'My name is Mina, 48 years old. I was at home alone when the earthquake hit. Everything started to collapse. I couldn't get out. It was impossible to scream for help because I was in shock. After three hours I was able to call for help. Two boys from next door heard my cry and called my daughter. After securing the building people got me out. Yesterday I cleaned my street with my bare hands. I fell and hurt my hand. Now I live in a tent behind my house.'
Many women living in Bhaktapur have joined forces in the clean-up effort, working mainly with their bare hands.

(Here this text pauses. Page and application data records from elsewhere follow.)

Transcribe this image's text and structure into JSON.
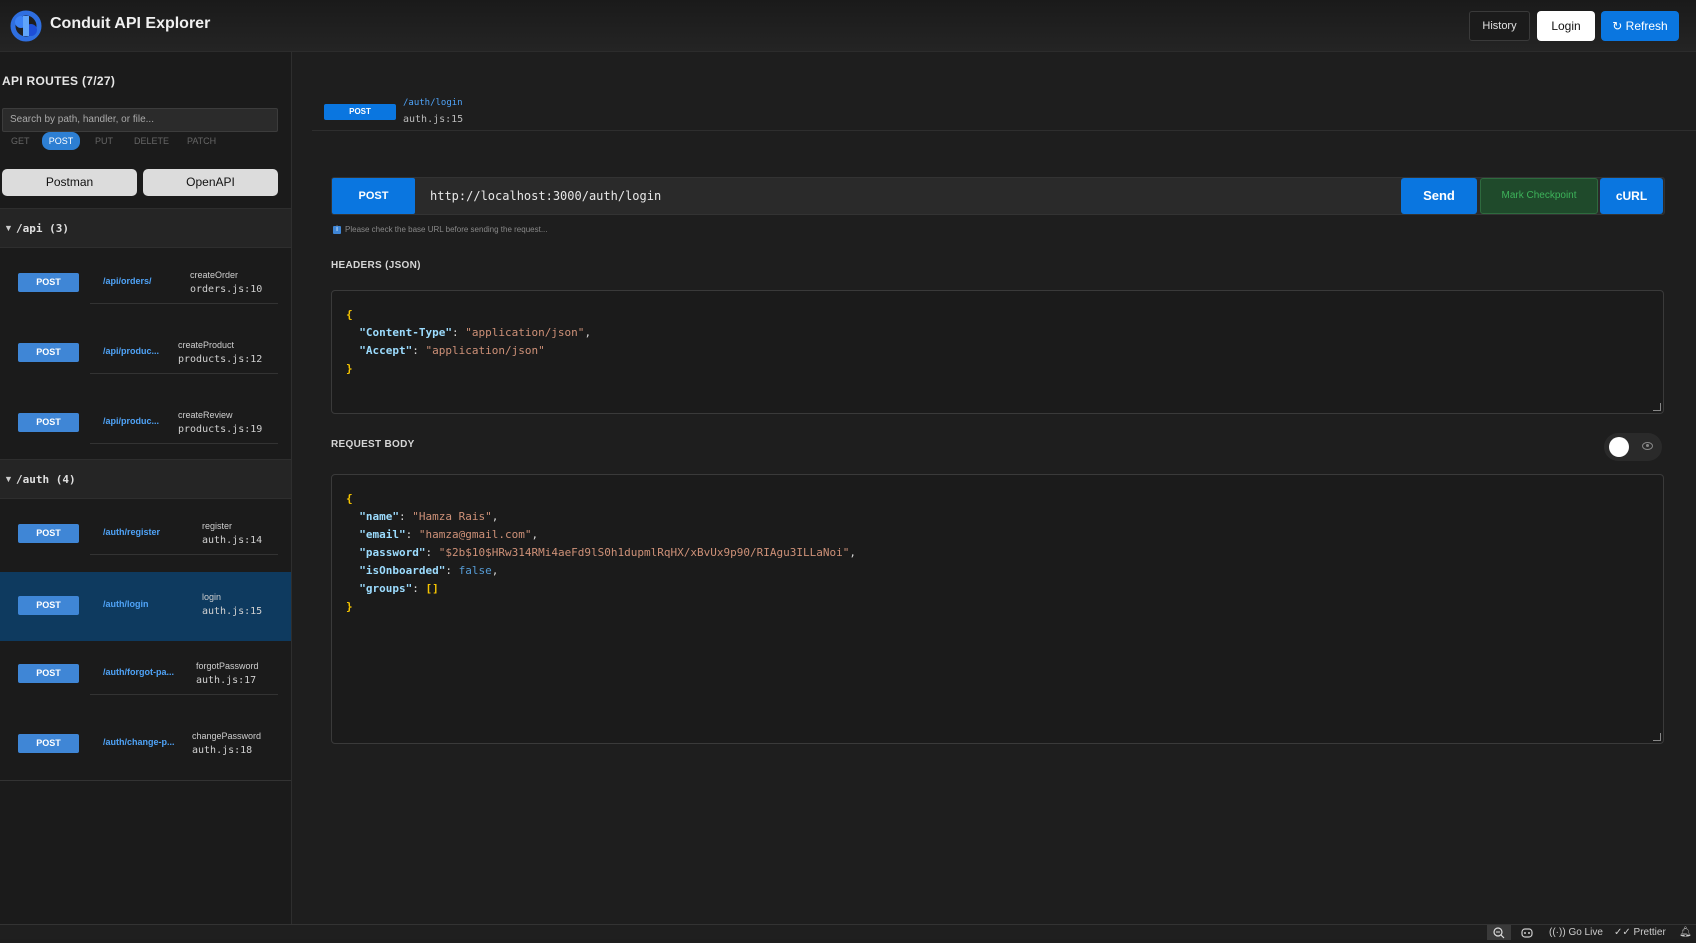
{
  "app": {
    "title": "Conduit API Explorer"
  },
  "header": {
    "history_label": "History",
    "login_label": "Login",
    "refresh_label": "↻ Refresh"
  },
  "sidebar": {
    "title": "API ROUTES (7/27)",
    "search_placeholder": "Search by path, handler, or file...",
    "method_filters": [
      "GET",
      "POST",
      "PUT",
      "DELETE",
      "PATCH"
    ],
    "active_filter": "POST",
    "postman_label": "Postman",
    "openapi_label": "OpenAPI",
    "groups": [
      {
        "name": "/api (3)",
        "routes": [
          {
            "method": "POST",
            "path": "/api/orders/",
            "handler": "createOrder",
            "file": "orders.js:10"
          },
          {
            "method": "POST",
            "path": "/api/produc...",
            "handler": "createProduct",
            "file": "products.js:12"
          },
          {
            "method": "POST",
            "path": "/api/produc...",
            "handler": "createReview",
            "file": "products.js:19"
          }
        ]
      },
      {
        "name": "/auth (4)",
        "routes": [
          {
            "method": "POST",
            "path": "/auth/register",
            "handler": "register",
            "file": "auth.js:14"
          },
          {
            "method": "POST",
            "path": "/auth/login",
            "handler": "login",
            "file": "auth.js:15"
          },
          {
            "method": "POST",
            "path": "/auth/forgot-pa...",
            "handler": "forgotPassword",
            "file": "auth.js:17"
          },
          {
            "method": "POST",
            "path": "/auth/change-p...",
            "handler": "changePassword",
            "file": "auth.js:18"
          }
        ]
      }
    ]
  },
  "current": {
    "method": "POST",
    "path": "/auth/login",
    "file": "auth.js:15"
  },
  "request": {
    "method": "POST",
    "url": "http://localhost:3000/auth/login",
    "send_label": "Send",
    "checkpoint_label": "Mark Checkpoint",
    "curl_label": "cURL",
    "note": "Please check the base URL before sending the request...",
    "headers_label": "HEADERS (JSON)",
    "headers": {
      "open": "{",
      "close": "}",
      "k1": "\"Content-Type\"",
      "v1": "\"application/json\"",
      "k2": "\"Accept\"",
      "v2": "\"application/json\""
    },
    "body_label": "REQUEST BODY",
    "body": {
      "open": "{",
      "close": "}",
      "k_name": "\"name\"",
      "v_name": "\"Hamza Rais\"",
      "k_email": "\"email\"",
      "v_email": "\"hamza@gmail.com\"",
      "k_password": "\"password\"",
      "v_password": "\"$2b$10$HRw314RMi4aeFd9lS0h1dupmlRqHX/xBvUx9p90/RIAgu3ILLaNoi\"",
      "k_onboarded": "\"isOnboarded\"",
      "v_onboarded": "false",
      "k_groups": "\"groups\"",
      "v_groups": "[]"
    }
  },
  "statusbar": {
    "golive_label": "Go Live",
    "prettier_label": "Prettier"
  }
}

On 25 April 2015 a 7.8 magnitude earthquake struck central Nepal with Gorkha District at the epicentre, causing widespread destruction of property and infrastructure. A powerful aftershock on 13 May 2015 caused further damage and loss of life. Many buildings on the UNESCO World Heritage list were also damaged or destroyed. In all, almost 9,000 people died and almost 22,000 were injured. The city of Bhaktapur, one of the three Royal cities in the Kathmandu valley and home to the world-famous UNESCO World Heritage site of Durbar Square, was badly hit with around 80% of the religious structures damaged.